Oh, the joys of work.
It’s nice to know that Covid-19 hasn’t change anything–even though the world has been disrupted and we’re now at a new normal.
After almost two months of not working, I’m back in my classroom, surrounded by the mess, and feeling really glad to be back into the swing of things.
But things are different. They have to be. We’re still not in the clear. People are still getting sick and infected. We all still have to do our part to save lives by practicing social distancing and staying home.
It’s the same. But, it’s not the same.
We’ve shifted to online lessons, which has been strange for everyone involved. I’m learning how to teach virtually and it’s not easy.
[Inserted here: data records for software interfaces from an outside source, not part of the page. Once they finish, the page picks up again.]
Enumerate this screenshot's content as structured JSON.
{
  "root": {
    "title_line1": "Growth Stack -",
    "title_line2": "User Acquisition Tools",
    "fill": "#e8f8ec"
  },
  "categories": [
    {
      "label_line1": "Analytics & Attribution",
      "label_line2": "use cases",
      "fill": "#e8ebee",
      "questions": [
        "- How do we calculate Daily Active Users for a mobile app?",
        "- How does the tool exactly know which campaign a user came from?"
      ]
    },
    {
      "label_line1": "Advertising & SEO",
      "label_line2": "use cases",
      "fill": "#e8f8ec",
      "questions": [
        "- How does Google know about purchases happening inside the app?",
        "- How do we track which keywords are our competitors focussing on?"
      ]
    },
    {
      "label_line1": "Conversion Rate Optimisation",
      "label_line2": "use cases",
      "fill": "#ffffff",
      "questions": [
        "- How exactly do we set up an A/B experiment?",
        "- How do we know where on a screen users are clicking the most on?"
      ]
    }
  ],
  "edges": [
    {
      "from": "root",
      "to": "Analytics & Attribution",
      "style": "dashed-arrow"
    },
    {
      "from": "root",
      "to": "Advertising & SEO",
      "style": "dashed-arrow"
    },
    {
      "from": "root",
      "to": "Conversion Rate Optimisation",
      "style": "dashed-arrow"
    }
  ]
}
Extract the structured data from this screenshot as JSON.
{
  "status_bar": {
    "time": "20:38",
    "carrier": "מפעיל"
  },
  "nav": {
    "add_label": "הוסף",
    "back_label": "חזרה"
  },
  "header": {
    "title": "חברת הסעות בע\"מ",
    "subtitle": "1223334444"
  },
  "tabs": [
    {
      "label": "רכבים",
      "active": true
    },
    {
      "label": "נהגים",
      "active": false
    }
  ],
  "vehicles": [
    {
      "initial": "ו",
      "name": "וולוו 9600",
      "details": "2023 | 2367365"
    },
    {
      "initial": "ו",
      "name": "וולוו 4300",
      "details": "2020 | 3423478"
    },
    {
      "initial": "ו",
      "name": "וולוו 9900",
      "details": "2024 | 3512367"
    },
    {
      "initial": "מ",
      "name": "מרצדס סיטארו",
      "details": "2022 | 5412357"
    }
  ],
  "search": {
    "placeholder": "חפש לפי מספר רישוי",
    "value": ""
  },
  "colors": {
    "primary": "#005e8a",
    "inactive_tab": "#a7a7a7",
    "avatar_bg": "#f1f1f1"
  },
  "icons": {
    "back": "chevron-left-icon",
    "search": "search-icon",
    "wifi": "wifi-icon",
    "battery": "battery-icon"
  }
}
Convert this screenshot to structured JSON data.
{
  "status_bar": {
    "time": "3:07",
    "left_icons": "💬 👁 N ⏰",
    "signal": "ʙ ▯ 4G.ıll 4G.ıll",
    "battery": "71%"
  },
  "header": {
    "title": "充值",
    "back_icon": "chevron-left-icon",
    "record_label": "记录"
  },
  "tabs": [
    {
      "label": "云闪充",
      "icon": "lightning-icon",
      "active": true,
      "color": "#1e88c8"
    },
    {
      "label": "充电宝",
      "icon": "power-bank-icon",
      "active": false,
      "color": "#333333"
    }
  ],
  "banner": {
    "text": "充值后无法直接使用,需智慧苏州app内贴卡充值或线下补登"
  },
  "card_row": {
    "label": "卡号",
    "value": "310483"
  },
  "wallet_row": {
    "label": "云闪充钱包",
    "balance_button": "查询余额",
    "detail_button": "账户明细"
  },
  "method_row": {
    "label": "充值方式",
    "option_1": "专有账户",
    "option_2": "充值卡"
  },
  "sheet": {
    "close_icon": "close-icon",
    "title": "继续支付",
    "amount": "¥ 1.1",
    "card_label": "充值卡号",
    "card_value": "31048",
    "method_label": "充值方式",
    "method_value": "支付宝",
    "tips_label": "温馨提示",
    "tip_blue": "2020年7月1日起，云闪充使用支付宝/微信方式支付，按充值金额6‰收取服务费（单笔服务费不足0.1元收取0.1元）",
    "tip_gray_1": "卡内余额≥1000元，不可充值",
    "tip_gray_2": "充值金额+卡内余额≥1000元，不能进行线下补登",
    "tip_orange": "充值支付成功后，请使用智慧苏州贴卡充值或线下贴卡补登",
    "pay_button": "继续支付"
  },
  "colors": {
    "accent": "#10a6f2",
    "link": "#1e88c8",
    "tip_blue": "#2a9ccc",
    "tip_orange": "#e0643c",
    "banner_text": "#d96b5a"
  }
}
The students are unsure of what to do when they see me on the screen; parents are just as confused. There are lots of technical issues that come up. The school support staff has new responsibilities and are required to do things they haven’t done before. The company, meanwhile, has been struggling to meet its consumers’ needs.
In short, we have no idea what we’re doing.
But at least, we’re all trying.
And that’s all we can do at this point. Coronavirus has upended all of our lives so there really is no “right” answer.
It was weird to go back to work, I’ll admit. We prepared as best as we could before we actually started doing online lessons. But really, there was nothing else to do but just jump right into it and hope for the best.
For the most part, I’m glad everyone understood that what we were trying to do was not going to be perfect. Of course, everything was new so the kinks had to be worked out.
I tried my damnest to make my lessons go as smoothly as I can–because that’s how I usually roll.
I’m not going to lie, though. It was hard. I dreaded going into the school because I was anxious about the whole process and worried so much about the things that could go wrong. Mostly, though, teaching online lessons was something I’ve never done before and I wasn’t sure whether it was something I could do.
But even though it’s only been a week, I think I’ve learned that I can fight through the difficulties and grow beyond my comfort level. And it actually wasn’t as bad as I thought it would be, once I got the hang of it. That first lesson was always the hardest. As the week went on and I taught more classes, the more comfortable I got. I hit my stride and established a rhythm.
It got…better. Maybe even fun?
Ultimately, I learned a new skill.
And that’s always a good thing.